## TASK ITEM:
Needed from the entries below: every line that holds the word "text".

Stored dataset items:
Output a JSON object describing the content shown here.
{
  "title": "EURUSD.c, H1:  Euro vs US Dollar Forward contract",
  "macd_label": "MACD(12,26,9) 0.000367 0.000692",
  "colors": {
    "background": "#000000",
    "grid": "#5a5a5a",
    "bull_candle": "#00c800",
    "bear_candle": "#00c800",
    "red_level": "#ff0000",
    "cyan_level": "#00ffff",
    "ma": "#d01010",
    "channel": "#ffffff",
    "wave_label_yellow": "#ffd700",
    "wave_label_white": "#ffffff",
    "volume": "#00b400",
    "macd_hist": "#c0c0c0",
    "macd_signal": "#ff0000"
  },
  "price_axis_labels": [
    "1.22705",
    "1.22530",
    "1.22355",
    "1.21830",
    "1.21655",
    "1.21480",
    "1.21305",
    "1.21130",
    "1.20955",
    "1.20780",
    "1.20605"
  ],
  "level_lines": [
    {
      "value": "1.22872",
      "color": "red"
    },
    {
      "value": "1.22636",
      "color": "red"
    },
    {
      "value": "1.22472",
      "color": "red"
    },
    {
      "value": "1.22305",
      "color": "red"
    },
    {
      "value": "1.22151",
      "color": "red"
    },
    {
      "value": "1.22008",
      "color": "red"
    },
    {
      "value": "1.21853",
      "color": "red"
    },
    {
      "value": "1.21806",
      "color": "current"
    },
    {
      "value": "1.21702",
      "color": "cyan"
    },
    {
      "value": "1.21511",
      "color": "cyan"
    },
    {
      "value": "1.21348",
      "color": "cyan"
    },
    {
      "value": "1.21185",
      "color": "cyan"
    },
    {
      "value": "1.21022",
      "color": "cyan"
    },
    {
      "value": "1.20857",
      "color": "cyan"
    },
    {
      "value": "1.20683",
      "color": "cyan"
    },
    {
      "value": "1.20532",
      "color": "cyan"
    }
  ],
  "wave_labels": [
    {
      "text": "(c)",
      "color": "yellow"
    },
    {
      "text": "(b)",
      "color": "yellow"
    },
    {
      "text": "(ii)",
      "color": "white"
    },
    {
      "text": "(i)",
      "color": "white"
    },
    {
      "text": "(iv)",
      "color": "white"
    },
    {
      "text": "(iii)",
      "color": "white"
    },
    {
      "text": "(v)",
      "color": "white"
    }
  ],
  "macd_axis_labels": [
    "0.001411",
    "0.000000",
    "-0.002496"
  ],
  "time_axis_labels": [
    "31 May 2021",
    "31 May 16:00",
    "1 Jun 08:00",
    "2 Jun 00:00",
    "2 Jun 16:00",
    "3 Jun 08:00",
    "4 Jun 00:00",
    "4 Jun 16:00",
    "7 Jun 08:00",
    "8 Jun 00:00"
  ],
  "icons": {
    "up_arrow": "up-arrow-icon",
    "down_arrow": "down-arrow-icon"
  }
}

## ANSWER TO THE PROBLEM:
      "text": "(c)",
      "text": "(b)",
      "text": "(ii)",
      "text": "(i)",
      "text": "(iv)",
      "text": "(iii)",
      "text": "(v)",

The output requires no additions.